Which lines of the entries below contain the string "screenshot"? Copy each one.
◆ ◆ ◆ ◆ ◆
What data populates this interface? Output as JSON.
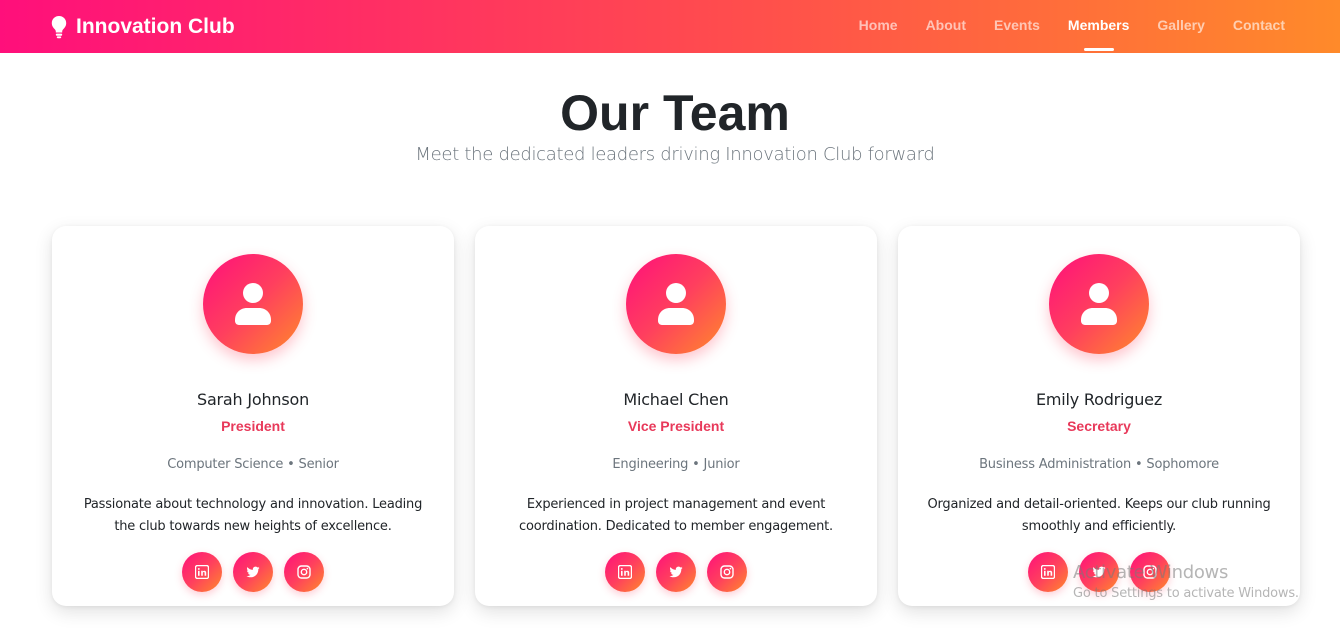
{
  "brand": {
    "name": "Innovation Club",
    "icon": "lightbulb-icon"
  },
  "nav": {
    "items": [
      {
        "label": "Home",
        "active": false
      },
      {
        "label": "About",
        "active": false
      },
      {
        "label": "Events",
        "active": false
      },
      {
        "label": "Members",
        "active": true
      },
      {
        "label": "Gallery",
        "active": false
      },
      {
        "label": "Contact",
        "active": false
      }
    ]
  },
  "header": {
    "title": "Our Team",
    "subtitle": "Meet the dedicated leaders driving Innovation Club forward"
  },
  "members": [
    {
      "name": "Sarah Johnson",
      "role": "President",
      "department": "Computer Science • Senior",
      "bio": "Passionate about technology and innovation. Leading the club towards new heights of excellence.",
      "socials": [
        "linkedin-icon",
        "twitter-icon",
        "instagram-icon"
      ]
    },
    {
      "name": "Michael Chen",
      "role": "Vice President",
      "department": "Engineering • Junior",
      "bio": "Experienced in project management and event coordination. Dedicated to member engagement.",
      "socials": [
        "linkedin-icon",
        "twitter-icon",
        "instagram-icon"
      ]
    },
    {
      "name": "Emily Rodriguez",
      "role": "Secretary",
      "department": "Business Administration • Sophomore",
      "bio": "Organized and detail-oriented. Keeps our club running smoothly and efficiently.",
      "socials": [
        "linkedin-icon",
        "twitter-icon",
        "instagram-icon"
      ]
    }
  ],
  "watermark": {
    "title": "Activate Windows",
    "subtitle": "Go to Settings to activate Windows."
  },
  "colors": {
    "gradient_start": "#ff0f7b",
    "gradient_end": "#ff8a2a",
    "role_accent": "#e8395a",
    "heading": "#212529",
    "muted": "#6c757d"
  }
}
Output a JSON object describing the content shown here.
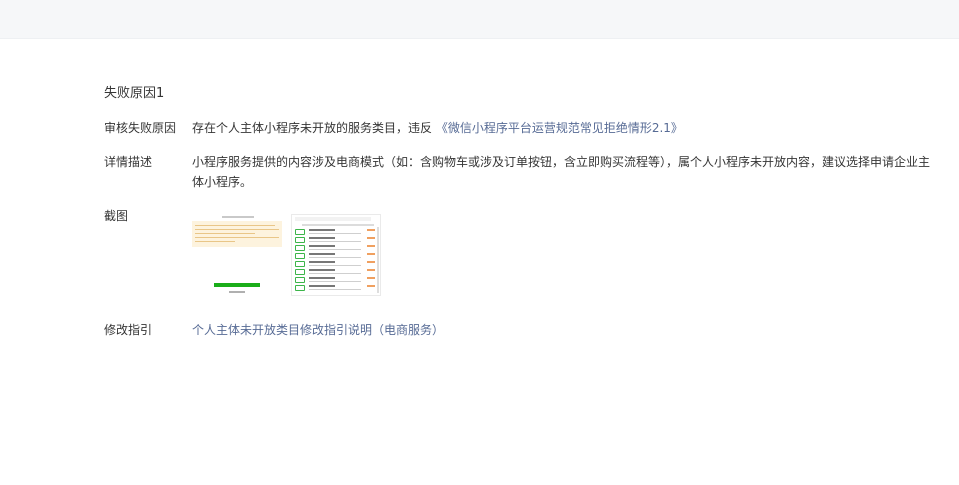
{
  "section": {
    "title": "失败原因1"
  },
  "review_reason": {
    "label": "审核失败原因",
    "text": "存在个人主体小程序未开放的服务类目，违反 ",
    "link": "《微信小程序平台运营规范常见拒绝情形2.1》"
  },
  "detail": {
    "label": "详情描述",
    "text": "小程序服务提供的内容涉及电商模式（如：含购物车或涉及订单按钮，含立即购买流程等），属个人小程序未开放内容，建议选择申请企业主体小程序。"
  },
  "screenshot": {
    "label": "截图",
    "items": [
      "screenshot-thumb-1",
      "screenshot-thumb-2"
    ]
  },
  "guide": {
    "label": "修改指引",
    "link": "个人主体未开放类目修改指引说明（电商服务）"
  },
  "colors": {
    "link": "#576b95",
    "text": "#353535",
    "topbar": "#f6f7f9",
    "green": "#1aad19"
  }
}
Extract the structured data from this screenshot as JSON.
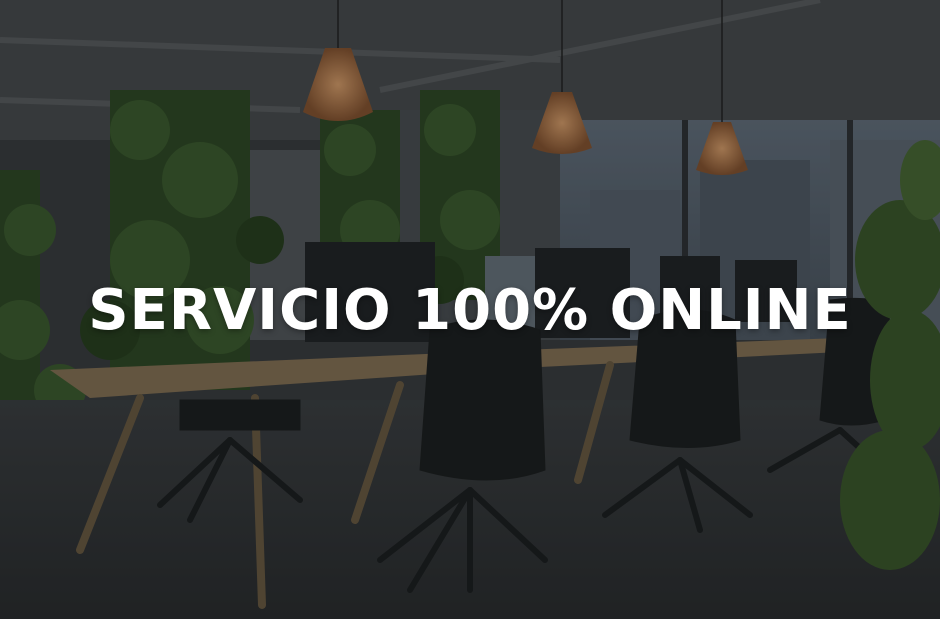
{
  "hero": {
    "headline": "SERVICIO 100% ONLINE",
    "image_subject": "modern-office-with-desks-chairs-plants-and-pendant-lamps"
  },
  "colors": {
    "text": "#ffffff",
    "wood": "#8a7456",
    "plant": "#2f4a24",
    "lamp": "#b2784a"
  }
}
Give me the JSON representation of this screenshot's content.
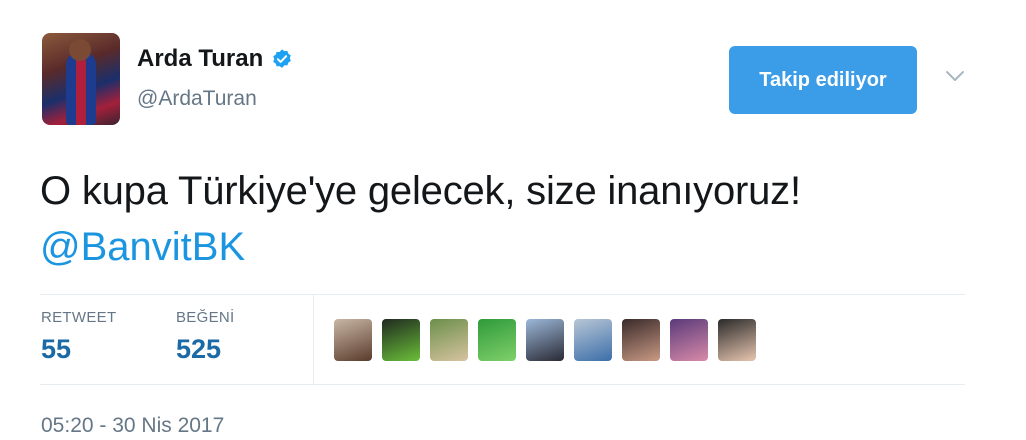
{
  "user": {
    "name": "Arda Turan",
    "handle": "@ArdaTuran",
    "verified_icon": "verified-badge-icon"
  },
  "follow_button": {
    "label": "Takip ediliyor"
  },
  "menu": {
    "icon": "chevron-down-icon"
  },
  "tweet": {
    "text": "O kupa Türkiye'ye gelecek, size inanıyoruz!",
    "mention": "@BanvitBK"
  },
  "stats": {
    "retweet_label": "RETWEET",
    "retweet_count": "55",
    "like_label": "BEĞENİ",
    "like_count": "525"
  },
  "likers": [
    {
      "name": "liker-avatar",
      "color_a": "#c9b7a6",
      "color_b": "#5a3b2c"
    },
    {
      "name": "liker-avatar",
      "color_a": "#1f2a1f",
      "color_b": "#6bbf3a"
    },
    {
      "name": "liker-avatar",
      "color_a": "#6b8f4a",
      "color_b": "#d7c3a0"
    },
    {
      "name": "liker-avatar",
      "color_a": "#2f9a3a",
      "color_b": "#7fd06a"
    },
    {
      "name": "liker-avatar",
      "color_a": "#9bb8d8",
      "color_b": "#2a2a35"
    },
    {
      "name": "liker-avatar",
      "color_a": "#b8c6d6",
      "color_b": "#3c6ea8"
    },
    {
      "name": "liker-avatar",
      "color_a": "#3a2a2a",
      "color_b": "#c99a84"
    },
    {
      "name": "liker-avatar",
      "color_a": "#5a3a7a",
      "color_b": "#d88aa8"
    },
    {
      "name": "liker-avatar",
      "color_a": "#2a2a2a",
      "color_b": "#e8c6b0"
    }
  ],
  "timestamp": "05:20 - 30 Nis 2017",
  "colors": {
    "accent": "#1b95e0",
    "button": "#3b9ce8",
    "count": "#1b6aa5",
    "muted": "#657786"
  }
}
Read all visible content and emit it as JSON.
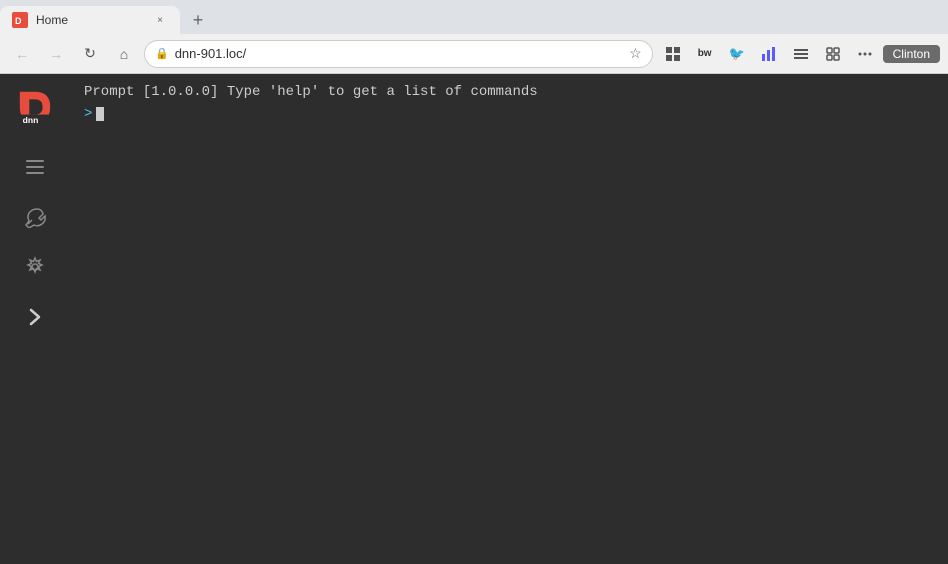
{
  "browser": {
    "tab": {
      "title": "Home",
      "close_label": "×"
    },
    "nav": {
      "back_label": "←",
      "forward_label": "→",
      "refresh_label": "↻",
      "home_label": "⌂",
      "url": "dnn-901.loc/",
      "star_label": "☆"
    },
    "toolbar": {
      "icon1": "▦",
      "icon2": "bw",
      "icon3": "🐦",
      "icon4": "📊",
      "icon5": "≡",
      "icon6": "☰",
      "icon7": "⊞",
      "user": "Clinton"
    }
  },
  "sidebar": {
    "items": [
      {
        "name": "menu-icon",
        "label": "≡"
      },
      {
        "name": "tools-icon",
        "label": "✕"
      },
      {
        "name": "settings-icon",
        "label": "⚙"
      },
      {
        "name": "expand-icon",
        "label": "›"
      }
    ]
  },
  "terminal": {
    "prompt_line": "Prompt [1.0.0.0] Type 'help' to get a list of commands",
    "cursor_symbol": ">"
  }
}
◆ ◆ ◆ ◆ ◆
→ YOUR SOLUTION
  "screenshot": {
      "screenshot-thumb-1",
      "screenshot-thumb-2"
Extract the structured data from this screenshot as JSON.
Give me the JSON representation of this screenshot's content.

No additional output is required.